Or when, on the contrary, civilization is decaying, and the incursions and conquests of barbarians are, from century to century, making society coarser and rougher, as happened in Europe from the fifth to the tenth century, then we see a corresponding degeneration in religion.
How lofty and pure the spiritual truths that Jesus taught! And, in the simple, ingenuous narratives of the gospel, what an anchor to the Christian Church to keep it, one would think, from ever drifting far away from its original place! And yet, what melancholy degradation, what gross perversions, did Christianity lapse into among the dissolute Greeks and Romans, the rude Franks and Vandals! As we study mediæval Christianity, with its belief in witchcraft and all sorts of pious and impious magic; its melancholy asceticism; the gross worship of saints, relics, and images, and deifications of Virgin and eucharistic bread and wine; with its martial, steel-clad bishops, ready to fight in public as in private; with its exaltation of ceremony above morality, and investment of priest and pope with supernatural power and authority—it seems almost incredible that the glad-tidings of the gospel, the simple faith that started as a message of peace on earth and goodwill to men, could ever have been transformed into this. It is only by the irresistible influence of a corrupt society in the first place, and, secondly, of a barbarous society, that it is at all explainable.

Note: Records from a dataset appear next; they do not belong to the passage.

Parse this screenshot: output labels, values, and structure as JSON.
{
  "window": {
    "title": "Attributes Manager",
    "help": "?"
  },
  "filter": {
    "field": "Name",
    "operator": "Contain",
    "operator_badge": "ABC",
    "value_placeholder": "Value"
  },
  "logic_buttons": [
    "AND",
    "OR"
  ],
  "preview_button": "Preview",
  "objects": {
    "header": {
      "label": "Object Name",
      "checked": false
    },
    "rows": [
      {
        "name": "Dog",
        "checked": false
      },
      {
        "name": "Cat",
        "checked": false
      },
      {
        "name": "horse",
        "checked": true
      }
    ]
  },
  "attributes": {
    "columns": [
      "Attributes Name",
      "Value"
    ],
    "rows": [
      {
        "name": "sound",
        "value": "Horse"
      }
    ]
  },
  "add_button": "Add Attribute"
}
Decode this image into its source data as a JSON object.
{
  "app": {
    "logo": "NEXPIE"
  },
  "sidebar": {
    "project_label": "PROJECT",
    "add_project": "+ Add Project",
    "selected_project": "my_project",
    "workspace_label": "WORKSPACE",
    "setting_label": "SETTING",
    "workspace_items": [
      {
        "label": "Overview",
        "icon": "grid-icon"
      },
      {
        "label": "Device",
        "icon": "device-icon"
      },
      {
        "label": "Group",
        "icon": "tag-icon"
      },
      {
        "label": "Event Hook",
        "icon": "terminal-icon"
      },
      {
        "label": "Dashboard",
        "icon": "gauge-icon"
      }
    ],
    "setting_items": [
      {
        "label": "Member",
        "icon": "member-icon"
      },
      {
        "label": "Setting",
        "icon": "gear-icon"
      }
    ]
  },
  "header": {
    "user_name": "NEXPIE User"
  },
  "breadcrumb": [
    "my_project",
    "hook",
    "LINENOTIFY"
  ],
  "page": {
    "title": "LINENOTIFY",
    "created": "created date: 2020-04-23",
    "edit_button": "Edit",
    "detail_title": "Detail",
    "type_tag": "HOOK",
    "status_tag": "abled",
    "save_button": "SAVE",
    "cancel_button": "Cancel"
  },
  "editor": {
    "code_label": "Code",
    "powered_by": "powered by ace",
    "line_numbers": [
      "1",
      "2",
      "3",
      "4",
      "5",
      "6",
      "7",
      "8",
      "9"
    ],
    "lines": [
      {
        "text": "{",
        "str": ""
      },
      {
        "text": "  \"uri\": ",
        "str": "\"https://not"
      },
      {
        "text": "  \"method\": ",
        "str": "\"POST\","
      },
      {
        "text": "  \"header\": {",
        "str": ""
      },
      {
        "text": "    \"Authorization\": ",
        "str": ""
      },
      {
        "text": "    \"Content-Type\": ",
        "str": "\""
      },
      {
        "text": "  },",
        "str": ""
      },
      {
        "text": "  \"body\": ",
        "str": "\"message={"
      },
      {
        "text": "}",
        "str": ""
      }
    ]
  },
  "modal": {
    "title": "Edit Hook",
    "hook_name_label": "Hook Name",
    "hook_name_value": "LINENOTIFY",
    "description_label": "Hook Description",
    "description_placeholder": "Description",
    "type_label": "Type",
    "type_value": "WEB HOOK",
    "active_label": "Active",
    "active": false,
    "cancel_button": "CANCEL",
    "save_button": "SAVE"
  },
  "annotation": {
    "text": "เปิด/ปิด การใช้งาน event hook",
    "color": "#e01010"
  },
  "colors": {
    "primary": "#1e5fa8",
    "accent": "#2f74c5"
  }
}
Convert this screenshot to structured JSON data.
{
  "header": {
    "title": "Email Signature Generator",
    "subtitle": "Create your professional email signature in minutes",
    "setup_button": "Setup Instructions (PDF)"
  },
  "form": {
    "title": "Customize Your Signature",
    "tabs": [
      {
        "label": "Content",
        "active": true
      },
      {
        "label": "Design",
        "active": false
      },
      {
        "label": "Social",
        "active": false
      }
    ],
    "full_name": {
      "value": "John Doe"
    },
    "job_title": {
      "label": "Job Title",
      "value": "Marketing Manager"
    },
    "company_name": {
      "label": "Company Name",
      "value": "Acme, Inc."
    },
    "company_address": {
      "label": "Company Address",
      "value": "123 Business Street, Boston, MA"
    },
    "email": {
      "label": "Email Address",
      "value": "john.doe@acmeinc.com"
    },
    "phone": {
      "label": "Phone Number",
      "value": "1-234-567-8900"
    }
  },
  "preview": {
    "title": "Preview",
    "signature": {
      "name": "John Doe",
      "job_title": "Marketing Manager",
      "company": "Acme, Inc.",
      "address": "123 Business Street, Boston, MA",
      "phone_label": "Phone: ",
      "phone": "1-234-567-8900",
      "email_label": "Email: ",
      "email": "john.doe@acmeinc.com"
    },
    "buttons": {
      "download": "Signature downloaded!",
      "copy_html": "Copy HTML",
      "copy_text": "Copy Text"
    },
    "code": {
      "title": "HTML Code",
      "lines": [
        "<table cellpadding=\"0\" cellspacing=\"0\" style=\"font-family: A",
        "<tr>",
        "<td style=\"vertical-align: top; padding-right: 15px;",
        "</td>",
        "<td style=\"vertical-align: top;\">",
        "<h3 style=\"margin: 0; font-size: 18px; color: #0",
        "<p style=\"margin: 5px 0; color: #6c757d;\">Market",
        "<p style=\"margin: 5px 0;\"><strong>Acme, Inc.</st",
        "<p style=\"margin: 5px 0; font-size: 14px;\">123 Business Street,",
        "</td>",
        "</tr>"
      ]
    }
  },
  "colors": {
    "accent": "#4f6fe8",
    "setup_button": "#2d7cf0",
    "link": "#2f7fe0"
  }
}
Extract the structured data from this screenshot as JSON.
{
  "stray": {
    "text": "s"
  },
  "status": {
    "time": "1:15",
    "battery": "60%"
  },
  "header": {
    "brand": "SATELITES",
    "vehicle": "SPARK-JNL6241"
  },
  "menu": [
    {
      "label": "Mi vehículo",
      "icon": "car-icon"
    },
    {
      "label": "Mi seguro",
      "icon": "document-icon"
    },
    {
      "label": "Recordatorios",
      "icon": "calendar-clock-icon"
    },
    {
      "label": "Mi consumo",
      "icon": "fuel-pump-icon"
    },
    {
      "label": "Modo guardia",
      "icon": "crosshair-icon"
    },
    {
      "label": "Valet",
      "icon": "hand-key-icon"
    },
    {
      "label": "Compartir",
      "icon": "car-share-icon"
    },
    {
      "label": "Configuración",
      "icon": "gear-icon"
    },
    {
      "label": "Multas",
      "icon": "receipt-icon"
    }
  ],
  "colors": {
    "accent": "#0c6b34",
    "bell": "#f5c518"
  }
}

The first forms of religion have well been called a kind of primitive philosophy. So, full-fledged philosophy has been the constant pioneer of a purer theology, and the diverse speculations of the intellect, from the days of Ptah-hotep and Lao-Tsee down to those of Hegel and Cousin, have been prominent forces in giving pious hearts their special directions in the religious field. According as the metaphysics of a people varies—following the empiric or the intuitive, the positive or the idealistic type—so will its religion vary. See, e. g., what a different thing Buddhism developed into among the nation of positivists, the Chinese, from the form it took among the idealistic Brahmans.